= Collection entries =
◆ ◆ ◆ ◆ ◆ ◆ ◆

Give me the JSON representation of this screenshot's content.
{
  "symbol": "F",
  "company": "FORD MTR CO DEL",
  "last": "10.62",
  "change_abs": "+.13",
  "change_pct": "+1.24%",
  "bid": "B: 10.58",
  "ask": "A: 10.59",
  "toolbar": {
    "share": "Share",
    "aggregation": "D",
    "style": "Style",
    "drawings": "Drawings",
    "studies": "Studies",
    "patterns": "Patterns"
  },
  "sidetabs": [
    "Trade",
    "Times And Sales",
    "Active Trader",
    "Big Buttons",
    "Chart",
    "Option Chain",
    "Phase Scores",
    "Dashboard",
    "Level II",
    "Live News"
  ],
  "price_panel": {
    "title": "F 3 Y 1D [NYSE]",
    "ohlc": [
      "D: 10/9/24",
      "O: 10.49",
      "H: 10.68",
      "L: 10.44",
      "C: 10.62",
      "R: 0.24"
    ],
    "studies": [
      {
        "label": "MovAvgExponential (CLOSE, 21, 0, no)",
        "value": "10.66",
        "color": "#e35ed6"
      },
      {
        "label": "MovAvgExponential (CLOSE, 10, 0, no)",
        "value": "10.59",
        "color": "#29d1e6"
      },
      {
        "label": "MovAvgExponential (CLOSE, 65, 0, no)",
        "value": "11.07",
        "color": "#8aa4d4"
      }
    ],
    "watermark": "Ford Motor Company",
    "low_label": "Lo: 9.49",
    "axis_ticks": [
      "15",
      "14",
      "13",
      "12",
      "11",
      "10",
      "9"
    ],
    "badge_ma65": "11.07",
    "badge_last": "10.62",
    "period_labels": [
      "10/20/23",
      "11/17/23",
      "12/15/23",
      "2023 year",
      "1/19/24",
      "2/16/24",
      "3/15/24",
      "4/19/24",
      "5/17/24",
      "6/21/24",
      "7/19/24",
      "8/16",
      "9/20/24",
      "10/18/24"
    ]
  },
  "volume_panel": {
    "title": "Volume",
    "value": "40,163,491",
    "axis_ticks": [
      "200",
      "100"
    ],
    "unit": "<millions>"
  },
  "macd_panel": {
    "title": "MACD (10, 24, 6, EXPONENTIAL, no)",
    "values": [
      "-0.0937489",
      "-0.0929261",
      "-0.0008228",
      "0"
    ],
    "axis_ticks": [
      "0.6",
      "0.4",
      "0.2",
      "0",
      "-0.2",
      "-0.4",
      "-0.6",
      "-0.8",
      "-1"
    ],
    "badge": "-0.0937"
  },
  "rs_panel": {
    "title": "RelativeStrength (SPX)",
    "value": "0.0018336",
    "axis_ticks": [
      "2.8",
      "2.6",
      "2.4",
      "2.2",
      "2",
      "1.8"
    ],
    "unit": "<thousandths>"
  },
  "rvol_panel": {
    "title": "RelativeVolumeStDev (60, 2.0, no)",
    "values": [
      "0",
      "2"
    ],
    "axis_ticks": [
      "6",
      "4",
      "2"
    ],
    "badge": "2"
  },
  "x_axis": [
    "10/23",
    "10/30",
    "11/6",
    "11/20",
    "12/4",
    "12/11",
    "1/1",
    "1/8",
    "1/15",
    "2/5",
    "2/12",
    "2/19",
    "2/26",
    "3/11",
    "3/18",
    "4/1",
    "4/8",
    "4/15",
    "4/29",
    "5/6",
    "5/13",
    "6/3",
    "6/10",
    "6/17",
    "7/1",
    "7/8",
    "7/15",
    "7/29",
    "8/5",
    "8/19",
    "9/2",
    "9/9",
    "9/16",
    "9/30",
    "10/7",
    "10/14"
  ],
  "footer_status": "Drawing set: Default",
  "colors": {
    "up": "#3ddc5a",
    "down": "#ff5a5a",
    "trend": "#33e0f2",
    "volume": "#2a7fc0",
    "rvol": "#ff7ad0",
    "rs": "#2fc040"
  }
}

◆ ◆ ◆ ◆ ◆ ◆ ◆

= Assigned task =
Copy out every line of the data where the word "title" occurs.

= Task output =
    "title": "F 3 Y 1D [NYSE]",
    "title": "Volume",
    "title": "MACD (10, 24, 6, EXPONENTIAL, no)",
    "title": "RelativeStrength (SPX)",
    "title": "RelativeVolumeStDev (60, 2.0, no)",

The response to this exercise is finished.